EXERCISE DESCRIPTION: The expected answer is every line from the material below that has the word "Accounts".
---- TASK DATA
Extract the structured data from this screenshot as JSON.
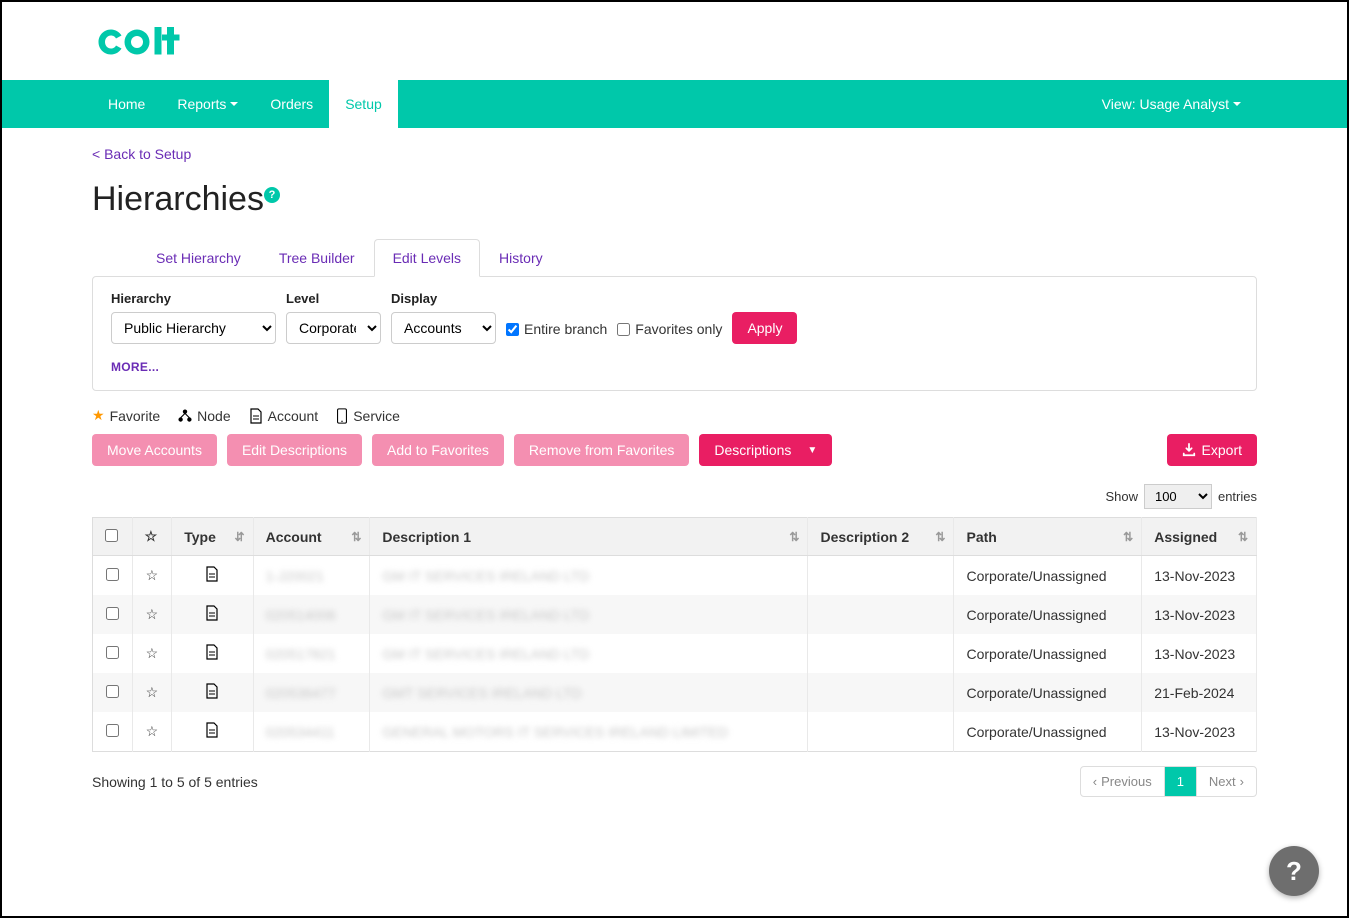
{
  "brand": {
    "name": "colt",
    "color": "#00c8aa"
  },
  "nav": {
    "left": [
      "Home",
      "Reports",
      "Orders",
      "Setup"
    ],
    "active": "Setup",
    "dropdowns": [
      "Reports"
    ],
    "right": "View: Usage Analyst"
  },
  "back_link": "< Back to Setup",
  "page_title": "Hierarchies",
  "tabs": [
    "Set Hierarchy",
    "Tree Builder",
    "Edit Levels",
    "History"
  ],
  "active_tab": "Edit Levels",
  "filters": {
    "hierarchy": {
      "label": "Hierarchy",
      "selected": "Public Hierarchy"
    },
    "level": {
      "label": "Level",
      "selected": "Corporate"
    },
    "display": {
      "label": "Display",
      "selected": "Accounts"
    },
    "entire_branch": {
      "label": "Entire branch",
      "checked": true
    },
    "favorites_only": {
      "label": "Favorites only",
      "checked": false
    },
    "apply": "Apply",
    "more": "MORE..."
  },
  "legend": {
    "favorite": "Favorite",
    "node": "Node",
    "account": "Account",
    "service": "Service"
  },
  "actions": {
    "move_accounts": "Move Accounts",
    "edit_descriptions": "Edit Descriptions",
    "add_favorites": "Add to Favorites",
    "remove_favorites": "Remove from Favorites",
    "descriptions": "Descriptions",
    "export": "Export"
  },
  "table": {
    "show_label_pre": "Show",
    "show_value": "100",
    "show_label_post": "entries",
    "headers": {
      "type": "Type",
      "account": "Account",
      "desc1": "Description 1",
      "desc2": "Description 2",
      "path": "Path",
      "assigned": "Assigned"
    },
    "rows": [
      {
        "account": "1-J20021",
        "desc1": "GM IT SERVICES IRELAND LTD",
        "desc2": "",
        "path": "Corporate/Unassigned",
        "assigned": "13-Nov-2023"
      },
      {
        "account": "020514006",
        "desc1": "GM IT SERVICES IRELAND LTD",
        "desc2": "",
        "path": "Corporate/Unassigned",
        "assigned": "13-Nov-2023"
      },
      {
        "account": "020517821",
        "desc1": "GM IT SERVICES IRELAND LTD",
        "desc2": "",
        "path": "Corporate/Unassigned",
        "assigned": "13-Nov-2023"
      },
      {
        "account": "020536477",
        "desc1": "GMT SERVICES IRELAND LTD",
        "desc2": "",
        "path": "Corporate/Unassigned",
        "assigned": "21-Feb-2024"
      },
      {
        "account": "020534411",
        "desc1": "GENERAL MOTORS IT SERVICES IRELAND LIMITED",
        "desc2": "",
        "path": "Corporate/Unassigned",
        "assigned": "13-Nov-2023"
      }
    ],
    "footer_info": "Showing 1 to 5 of 5 entries",
    "pager": {
      "previous": "Previous",
      "current": "1",
      "next": "Next"
    }
  }
}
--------
WRITTEN RESPONSE:
      "selected": "Accounts"
    "move_accounts": "Move Accounts",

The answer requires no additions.